My neck/head still ache, particularly the left side. IW worked on it yesterday at our therapy appointment, but there’s this lingering heavy feeling to it all. I think some of it is allergies/sinus and some feels like all this icky, sticky energy. CK and I talked again last night about my seeing someone for acupuncture to get some of that stuck stuff moving. Massage and the physical/craniosacral therapies have helped, but stuff still feels stuck at times.
Tonight before sitting we had a meeting with our practice group and I shared that I felt lousy, cranky and didn’t really want to be there. It was suggested that we talk about working with emotions in our practice and I felt like I had a total meltdown, including muscle spasms, stuttering, and crying of course. We ended up not staying for zazen and instead went to the gym to sit in the steam room, which helped relieve some of the muscle tension.
What really hit me was feeling angry that here I’ve worked so hard to reach this point, to receive Jukai, and I don’t even appreciate it. I’m so worn out and exhausted by all the painful emotions it has brought up that I can’t even enjoy the accomplishment. I feel that I’ve been robbed of feeling good about this, like so many other times in my life the abuse in my past has taken from me.
Before we left one of my Dharma sisters reminded me that I have a week to go, that maybe by next week I’ll be able to appreciate the work I’ve done. I hope so.
05 Aug 2009
in Uncategorized Tags: anxiety, practice, PTSD, sesshin
Talked with GW today about the anxiety that comes up around sesshin, around practice in general. I occasionally get really wicked flashbacks during meditation. Oh how I wish they were just like some creepy movie playing in my head.

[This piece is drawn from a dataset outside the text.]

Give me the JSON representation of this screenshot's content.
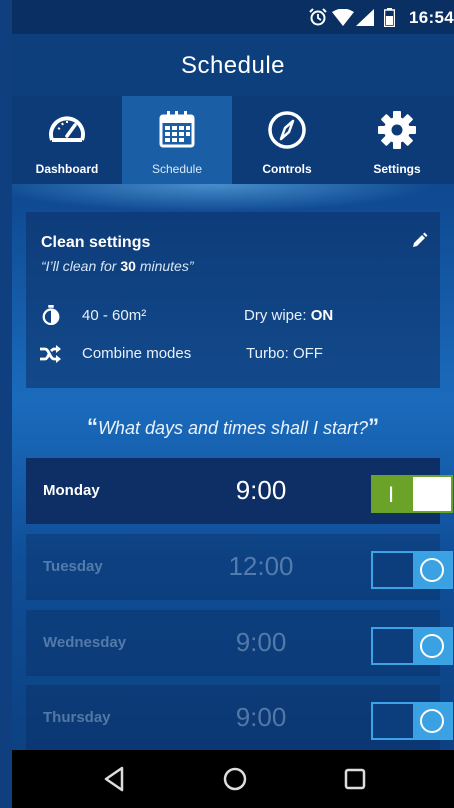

Zen meditation is done with the eyes open, but unfocused and relaxed. I found this to be amazingly helpful instruction that I shouldn’t close my eyes while meditating. That totally got rid of the “movie in the head problem”.
I get auditory flashbacks. Yes, that means I hear what clearly that cannot possibly be there, that was decades in the past. I also get tactile, sensory flashbacks. Yes, that means I feel like I’m being touched.
Yes, they make me want to start screaming and run.
For the longest, longest time I never told any one about these. I’d stick with nightmares, those were bad enough and fit the PTSD stereotype of “a terrifying movie you can’t wake up from”. Meditating in Zen fashion, with my eyes These other types of flashback really left me feeling like I was going insane. It was only after years of therapy that I admitted it to my therapist. To my relief she only cringed and commented that those were bad ones.
Her recommendation to me seemed so obvious, get a mala. When it happens give myself something concrete, from the present moment, to hold onto. Let it help bring me back into the present when a flashback has hauled me backwards into the past.
I remembered the story of Mara attacking the Buddha as he meditated. Throwing all manner of visions to terrify, tempt, or otherwise distract the Buddha from his focus. In the end the Buddha touched the ground, saying that it would bear witness to his practice.
Flashbacks are nothing but pure, unadulterated Mara. It is so strong that it can totally pull me out of the present moment. The trick, says GW, is not to hang out there. Find the resources, the tools to pull yourself back into the present. Touch ground.
On the way to another appointment in NW Portland I picked out an agate wrist mala at New Renaissance Bookshop. It has several moss agate beads on it and reminds me of the ground. My new tool in working with the anxiety.